The gate lies 28 miles southeast of Kent along route 118, and, from the opposite direction, 23 miles northwest of Fort Davis along the same paved road. From the gate it is 0.4 mile east along route 118 to the western entrance of a picnic ground which makes for a good campsight (permits required to pitch a tent), and 9.1 miles east along route 118 to the entrance of McDonald Observatory.

Drive Inside TNC Lands

An intricate road grid exists inside the gate. Drive south through the (opened) gate and note the set of buildings 0.4 mile along the dirt road. From here it is 4.7 miles to a roadblock, from which we began on foot. The following log describes the road navigation to said roadblock (distances in statue miles).

0.0 Zero odometer at main house (0.4 from gated entrance along route 118).
0.1 Drive SW one-tenth mile to a fork. Take the left fork and then immediately cross a fence.
1.2 Bear right at a road fork near a creek bed.
1.5 Pass a second creek bed. The road now shifts to a westerly direction.
1.9 Bear left at a fork near spot elevation 6137. Drive SW and then south.
2.4 The road has curved to the SE. Turn right onto a road trending SW and head up Madera Canyon.
3.1 Bear right at a fork near spot elevation 6095.
4.0 Pass a windmill on the right.
4.7 Arrive at a road junction. When we were there, further progress along the desired road was blocked by a brightly painted pole.
      Park at the cursor on this map at UTM (579940 E, 3391786 N).

Mount Livermore
Mount Livermore

Baldy Point
Baldy Point


Proceed on foot up Bridge Gap Road for 1.8 miles to Bridge Gap (7,311 ft), an elevation gain of some eight hundred feet. Bridge Gap is a saddle with Richman Mountain immediately to the left (north) as you approach it from below. A four wheel drive vehicle could make it here were the road to be open to traffic. Bridge Gap is located at the cursor on this map at UTM (580285 E, 3390120 N).

From Bridge Gap you may either continue on Mount Livermore Road for 1.3 miles to the summit area, or, instead (and recommended) take the Limpia Chute Trail 0.7 mile until it intersects the Mount Livermore Road halfway up to the summit area.

The Limpia Chute Trail is the left of two forks as seen from Bridge Gap, the right fork being Mount Livermore Road.
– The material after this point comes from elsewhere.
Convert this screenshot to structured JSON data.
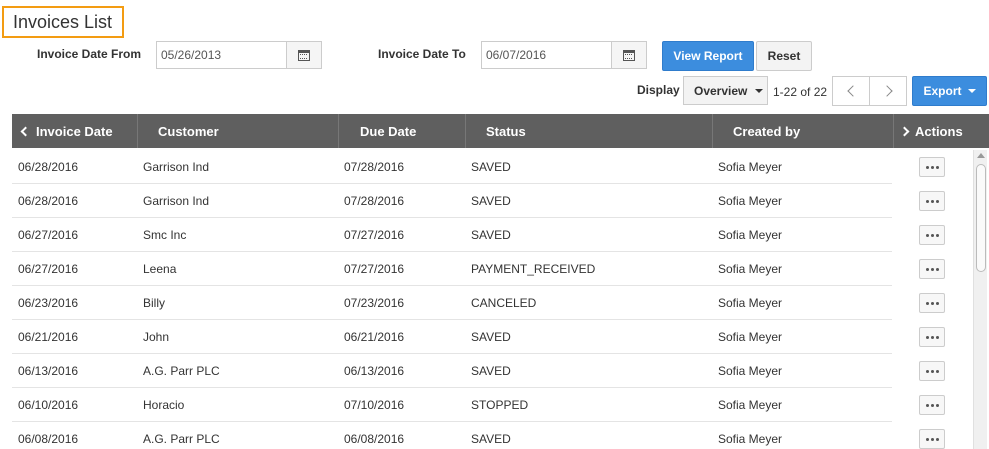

The trail drops perhaps one hundred feet before making a set of switchbacks up east-facing slopes to a junction with Mount Livermore Road located at the cursor on this map at UTM (580045 E, 3389493 N). The trail is largely shaded and more enjoyable than a road walk. Take it until said junction.

Baldy Point witness marker
witness marker

summit ladybugs
summit ladybugs

From the junction walk uphill along Mount Livermore Road as it winds around the upper slopes. After some 400 or 450 feet of elevation gain encounter the summit rock massif - granite with cliffs on all sides. There is a route up the north side of the west end, class 3 for 10+ feet and a scramble for much of the rest. To get there proceed counterclockwise up a use trail, contouring along the base of the rock massif, initially on the right (north or east) side thereof. After nearly circumnavigating the base you arrive at a cairn signaling an obvious break in the cliff face (always on your left). Proceed up this short, class 3 section and then scramble for the remaining few dozen vertical feet to the summit.

The summit, Baldy Peak, is located at the cursor on this map at UTM (579229 E, 3389311 N).

On the summit Richard placed his signature, double red metal can register - complete with new notebook, writing implements, and, of course, our own messages. Every summit rock hid hundreds, if not thousands of ladybugs. It was impossible to eat lunch without some of them getting in the strangest and most annoying of places. Views were good, as were the temperatures for late May.

The net elevation gain was 2,000 feet while the total gain was a bit more owing to the downhill section along the Limpia Chute Trail.